Open House Do's and Don'ts

It's that time of year again, when parents across the country -- but particularly parents in major American cities -- prepare to schedule a flurry of open houses in a frantic search for the best school for their child.
This post was published on the now-closed HuffPost Contributor platform. Contributors control their own work and posted freely to our site. If you need to flag this entry as abusive, send us an email.

It's that time of year again, when parents across the country -- but particularly parents in major American cities -- prepare to schedule a flurry of open houses in a frantic search for the best school for their child.

It happened to me a year ago; between January and March, I visited more than 20 schools in search of the best place for my 3-year-old. Even though I've been working in schools my whole adult life, it was a daunting, disorienting experience. I can only imagine what it feels like for parents who haven't stepped foot in a school since their own high school graduation.

To help ease the anxiety of my fellow parents, here are a few essential rules of the road: three questions to ask, and three things to look for.

WATCH: 3 Questions to Ask at an Open House

Questions to Ask

  1. What is your definition of success -- and how do you know if you're reaching it?
  2. What aspect of your school are you most proud of -- and where do you need the most work?
  3. What's the general profile of your faculty -- and how long do they stay?

Each of these questions is designed to drill down on how well a school understands what it does -- and why it does it. Surprisingly, many schools haven't thought about this as much as they should. They may have some generalized notion of success in terms of test scores or general statements about a child's development. They are likely to know what they do well. They have to know how many of their teachers come and go each year. But if they can't speak really clearly and specifically about what success will look like for your child -- and do so in ways that go beyond just academics -- and if they can't identify quickly where they still need work (because all schools, even the best ones, have room for improvement), you have good reason to wonder if they really have a plan worth investing in.

As examples of schools that have taken the time to figure it out, check out Mission Hill, the Blue School, or MC2 -- three schools (one public, one private and one public charter) with clearly-defined visions of individual- and whole-school success, and three schools with explicit lists of the sorts of skills and habits they want their students to master. Simply put, these schools know where they're going -- and how they'll get there. Your child's school should, too.

Things to Look For

  1. Hallways and Classrooms
  2. Playgrounds and Playspaces
  3. Safety and Security

If you visit a school during school hours, peek in the classrooms. Do students look engaged and energetic, or withdrawn and bored? Are the hallways filled with student work -- and if so, does the work reflect a real range of skill-levels and ideas, or does it all look the same? Good schools know how to get kids involved -- by making the learning as hands-on and relevant as possible -- and they recognize and celebrate the uniqueness of each child.

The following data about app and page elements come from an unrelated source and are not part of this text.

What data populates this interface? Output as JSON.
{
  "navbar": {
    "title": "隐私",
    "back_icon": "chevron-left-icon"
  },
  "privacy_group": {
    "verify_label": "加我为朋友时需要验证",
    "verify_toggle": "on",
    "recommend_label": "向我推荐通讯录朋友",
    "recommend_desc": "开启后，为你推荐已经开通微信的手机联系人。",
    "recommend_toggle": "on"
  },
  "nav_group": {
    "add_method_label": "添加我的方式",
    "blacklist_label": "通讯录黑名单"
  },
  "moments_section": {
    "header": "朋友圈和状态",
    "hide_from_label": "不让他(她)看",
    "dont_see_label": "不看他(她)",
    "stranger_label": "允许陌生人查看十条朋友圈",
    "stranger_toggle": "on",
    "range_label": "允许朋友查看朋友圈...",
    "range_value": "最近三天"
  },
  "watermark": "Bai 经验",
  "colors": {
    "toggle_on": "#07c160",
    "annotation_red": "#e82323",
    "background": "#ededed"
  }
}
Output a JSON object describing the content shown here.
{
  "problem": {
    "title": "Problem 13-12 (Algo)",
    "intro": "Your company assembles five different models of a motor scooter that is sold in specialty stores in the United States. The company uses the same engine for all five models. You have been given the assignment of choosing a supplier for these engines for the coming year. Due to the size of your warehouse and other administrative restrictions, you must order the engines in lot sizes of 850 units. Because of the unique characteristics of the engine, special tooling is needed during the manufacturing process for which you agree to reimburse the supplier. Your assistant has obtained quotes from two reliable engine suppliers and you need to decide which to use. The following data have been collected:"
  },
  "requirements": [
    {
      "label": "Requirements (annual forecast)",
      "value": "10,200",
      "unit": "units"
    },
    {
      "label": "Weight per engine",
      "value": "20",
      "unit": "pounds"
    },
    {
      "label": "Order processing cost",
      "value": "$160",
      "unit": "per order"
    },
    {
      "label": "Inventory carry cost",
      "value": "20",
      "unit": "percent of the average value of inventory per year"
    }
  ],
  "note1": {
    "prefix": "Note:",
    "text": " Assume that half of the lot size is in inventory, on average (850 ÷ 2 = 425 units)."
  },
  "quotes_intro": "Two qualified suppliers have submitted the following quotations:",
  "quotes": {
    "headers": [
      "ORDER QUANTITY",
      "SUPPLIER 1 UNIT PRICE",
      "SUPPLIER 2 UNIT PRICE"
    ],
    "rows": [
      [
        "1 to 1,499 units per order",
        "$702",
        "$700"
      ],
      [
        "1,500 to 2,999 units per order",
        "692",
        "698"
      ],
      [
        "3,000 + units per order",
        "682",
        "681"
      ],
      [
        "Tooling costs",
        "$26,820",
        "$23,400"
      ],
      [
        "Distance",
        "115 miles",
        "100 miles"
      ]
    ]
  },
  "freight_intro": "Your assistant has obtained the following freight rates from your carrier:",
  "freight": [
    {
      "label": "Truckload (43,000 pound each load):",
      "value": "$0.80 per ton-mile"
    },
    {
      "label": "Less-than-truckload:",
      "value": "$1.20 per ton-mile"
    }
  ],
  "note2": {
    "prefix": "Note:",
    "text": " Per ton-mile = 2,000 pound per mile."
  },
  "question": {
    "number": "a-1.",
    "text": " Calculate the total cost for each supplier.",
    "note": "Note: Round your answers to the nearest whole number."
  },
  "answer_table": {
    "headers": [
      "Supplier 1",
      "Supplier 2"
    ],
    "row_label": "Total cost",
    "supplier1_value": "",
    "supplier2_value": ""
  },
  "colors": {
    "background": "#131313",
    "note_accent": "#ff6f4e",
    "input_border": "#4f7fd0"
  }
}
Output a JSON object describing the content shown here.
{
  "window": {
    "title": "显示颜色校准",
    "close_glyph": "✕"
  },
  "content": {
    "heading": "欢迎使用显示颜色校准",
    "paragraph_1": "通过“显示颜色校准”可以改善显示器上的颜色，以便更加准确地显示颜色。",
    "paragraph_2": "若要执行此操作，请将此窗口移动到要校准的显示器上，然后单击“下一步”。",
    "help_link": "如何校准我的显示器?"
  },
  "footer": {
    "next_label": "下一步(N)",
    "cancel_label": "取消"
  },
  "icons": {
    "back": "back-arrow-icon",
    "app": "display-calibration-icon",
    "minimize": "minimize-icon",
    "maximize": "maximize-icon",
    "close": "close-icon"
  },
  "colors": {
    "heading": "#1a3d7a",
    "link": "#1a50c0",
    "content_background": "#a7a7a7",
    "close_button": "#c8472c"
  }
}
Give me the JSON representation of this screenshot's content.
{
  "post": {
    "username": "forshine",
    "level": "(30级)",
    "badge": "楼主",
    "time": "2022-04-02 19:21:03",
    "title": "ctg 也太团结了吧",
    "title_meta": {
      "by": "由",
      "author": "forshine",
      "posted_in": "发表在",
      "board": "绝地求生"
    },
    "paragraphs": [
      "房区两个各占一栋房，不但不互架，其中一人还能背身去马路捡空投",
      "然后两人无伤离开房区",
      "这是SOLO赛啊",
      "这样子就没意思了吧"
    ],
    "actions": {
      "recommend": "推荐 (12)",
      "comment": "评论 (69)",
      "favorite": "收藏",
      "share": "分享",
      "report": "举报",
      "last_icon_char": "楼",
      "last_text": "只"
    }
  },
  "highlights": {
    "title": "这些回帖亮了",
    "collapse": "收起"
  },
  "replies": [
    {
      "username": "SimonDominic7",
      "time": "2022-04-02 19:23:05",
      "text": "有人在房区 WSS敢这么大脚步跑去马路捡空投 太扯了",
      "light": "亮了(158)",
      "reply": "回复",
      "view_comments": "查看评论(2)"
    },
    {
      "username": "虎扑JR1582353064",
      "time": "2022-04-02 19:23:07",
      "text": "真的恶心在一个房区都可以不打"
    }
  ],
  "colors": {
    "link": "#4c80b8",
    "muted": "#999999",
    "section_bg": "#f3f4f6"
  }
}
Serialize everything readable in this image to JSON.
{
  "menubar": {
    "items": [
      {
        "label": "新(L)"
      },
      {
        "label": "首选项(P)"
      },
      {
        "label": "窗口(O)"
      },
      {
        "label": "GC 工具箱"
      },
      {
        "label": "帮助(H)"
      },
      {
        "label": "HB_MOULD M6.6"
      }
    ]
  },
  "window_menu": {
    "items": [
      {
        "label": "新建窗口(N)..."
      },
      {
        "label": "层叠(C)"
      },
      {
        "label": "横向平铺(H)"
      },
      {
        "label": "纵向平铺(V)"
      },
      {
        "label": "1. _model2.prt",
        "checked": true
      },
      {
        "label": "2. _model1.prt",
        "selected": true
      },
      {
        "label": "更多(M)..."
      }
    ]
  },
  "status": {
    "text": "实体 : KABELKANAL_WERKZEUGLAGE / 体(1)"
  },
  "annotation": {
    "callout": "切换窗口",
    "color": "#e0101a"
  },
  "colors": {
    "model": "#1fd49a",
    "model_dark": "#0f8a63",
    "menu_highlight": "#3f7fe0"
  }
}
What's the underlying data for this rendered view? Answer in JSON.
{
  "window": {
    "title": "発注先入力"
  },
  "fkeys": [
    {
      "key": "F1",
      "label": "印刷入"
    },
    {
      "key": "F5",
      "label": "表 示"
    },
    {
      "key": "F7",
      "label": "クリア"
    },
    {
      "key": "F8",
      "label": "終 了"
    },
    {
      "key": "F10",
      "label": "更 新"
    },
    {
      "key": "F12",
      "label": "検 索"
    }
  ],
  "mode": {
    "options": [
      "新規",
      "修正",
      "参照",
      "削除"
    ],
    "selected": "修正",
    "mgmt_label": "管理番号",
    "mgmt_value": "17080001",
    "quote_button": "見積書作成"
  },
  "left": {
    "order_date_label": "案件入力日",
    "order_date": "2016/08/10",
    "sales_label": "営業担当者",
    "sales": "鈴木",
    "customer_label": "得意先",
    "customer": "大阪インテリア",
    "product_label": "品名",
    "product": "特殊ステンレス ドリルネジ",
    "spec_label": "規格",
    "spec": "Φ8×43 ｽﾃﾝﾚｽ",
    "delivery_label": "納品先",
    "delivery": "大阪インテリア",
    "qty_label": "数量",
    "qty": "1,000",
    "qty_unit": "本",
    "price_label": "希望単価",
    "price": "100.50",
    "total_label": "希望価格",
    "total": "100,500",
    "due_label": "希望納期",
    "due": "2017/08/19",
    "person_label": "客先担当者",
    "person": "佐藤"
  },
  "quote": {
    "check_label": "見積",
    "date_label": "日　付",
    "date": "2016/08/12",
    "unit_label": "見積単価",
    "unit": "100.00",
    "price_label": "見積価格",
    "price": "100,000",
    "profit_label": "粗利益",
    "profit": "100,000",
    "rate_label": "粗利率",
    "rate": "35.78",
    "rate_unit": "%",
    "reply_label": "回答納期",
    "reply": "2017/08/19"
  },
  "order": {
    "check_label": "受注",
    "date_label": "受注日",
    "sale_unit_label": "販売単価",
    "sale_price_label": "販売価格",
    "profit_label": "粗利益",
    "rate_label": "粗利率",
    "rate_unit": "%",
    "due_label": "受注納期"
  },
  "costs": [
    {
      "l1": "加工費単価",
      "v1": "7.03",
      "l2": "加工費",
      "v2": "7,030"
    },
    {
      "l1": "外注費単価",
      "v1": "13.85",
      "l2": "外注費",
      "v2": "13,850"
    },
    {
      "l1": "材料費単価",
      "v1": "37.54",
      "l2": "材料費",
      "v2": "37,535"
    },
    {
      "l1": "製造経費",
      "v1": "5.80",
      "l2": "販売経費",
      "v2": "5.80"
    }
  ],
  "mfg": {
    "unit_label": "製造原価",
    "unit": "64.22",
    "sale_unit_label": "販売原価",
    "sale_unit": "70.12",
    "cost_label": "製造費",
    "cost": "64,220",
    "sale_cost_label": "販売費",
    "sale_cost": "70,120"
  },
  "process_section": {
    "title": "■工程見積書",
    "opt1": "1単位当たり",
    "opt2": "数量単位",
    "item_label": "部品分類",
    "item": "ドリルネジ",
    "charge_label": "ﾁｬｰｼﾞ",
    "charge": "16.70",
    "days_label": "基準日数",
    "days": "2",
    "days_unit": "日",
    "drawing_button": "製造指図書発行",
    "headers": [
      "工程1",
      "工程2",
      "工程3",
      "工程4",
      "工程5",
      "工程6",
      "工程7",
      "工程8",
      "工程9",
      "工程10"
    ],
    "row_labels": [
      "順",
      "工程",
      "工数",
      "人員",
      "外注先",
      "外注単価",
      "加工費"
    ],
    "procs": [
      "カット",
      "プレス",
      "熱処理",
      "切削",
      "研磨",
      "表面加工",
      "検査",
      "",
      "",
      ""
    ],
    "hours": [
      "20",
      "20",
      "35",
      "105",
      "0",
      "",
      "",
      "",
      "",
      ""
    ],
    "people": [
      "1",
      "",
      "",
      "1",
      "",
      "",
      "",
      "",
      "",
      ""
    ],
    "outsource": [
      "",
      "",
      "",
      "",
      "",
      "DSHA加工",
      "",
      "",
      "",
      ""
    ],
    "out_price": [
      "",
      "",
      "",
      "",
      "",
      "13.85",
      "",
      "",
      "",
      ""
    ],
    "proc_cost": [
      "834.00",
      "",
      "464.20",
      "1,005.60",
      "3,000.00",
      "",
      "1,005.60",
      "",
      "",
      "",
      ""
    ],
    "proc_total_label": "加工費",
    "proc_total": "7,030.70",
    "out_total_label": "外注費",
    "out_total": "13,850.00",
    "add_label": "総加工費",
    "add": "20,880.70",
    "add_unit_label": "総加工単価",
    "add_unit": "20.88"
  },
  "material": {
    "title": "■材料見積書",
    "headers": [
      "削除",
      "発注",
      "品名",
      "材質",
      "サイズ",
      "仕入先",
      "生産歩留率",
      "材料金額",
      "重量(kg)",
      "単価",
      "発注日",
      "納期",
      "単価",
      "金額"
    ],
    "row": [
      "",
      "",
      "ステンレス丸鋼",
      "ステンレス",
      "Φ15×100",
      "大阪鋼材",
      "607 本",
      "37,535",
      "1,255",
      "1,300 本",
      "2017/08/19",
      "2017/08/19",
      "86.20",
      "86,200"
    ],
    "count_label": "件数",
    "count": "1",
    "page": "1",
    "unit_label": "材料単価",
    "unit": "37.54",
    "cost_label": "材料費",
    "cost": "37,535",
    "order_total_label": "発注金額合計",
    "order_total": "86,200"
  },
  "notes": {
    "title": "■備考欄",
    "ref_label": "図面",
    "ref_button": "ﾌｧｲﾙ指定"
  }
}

Good schools also have good playspaces for children -- or at least a good plan to get them there, if, like many urban charter schools, they do not yet inhabit a building with its own playground. Ideally, your child's daily opportunities for physical activity and play are frequent and easily accessed. And if they have to travel offsite, be sure to find out the path to the playground, and how long it will take to get a small herd of children there and back every day.

And finally, good schools take the safety and security of your children seriously. Is it easy or difficult to walk into the school without being stopped or questioned by any adult? Does the school have protocols in place in the event of an emergency? And most importantly, does the school's commitment to safety and security not interfere with the child's sense of wonder and curiosity? Children should expect maximum security, but that doesn't mean they should be expected to learn in environments that feel like maximum security prisons. A good school knows the difference.

The best and worst feature of modern K-12 schooling is that there are more choices to weigh and sift through. But the good news is that, as with the schools themselves, the clearer we the parents are on what we want in a school -- and why we want it -- the more likely we are to find a match in the marketplace.

Good luck!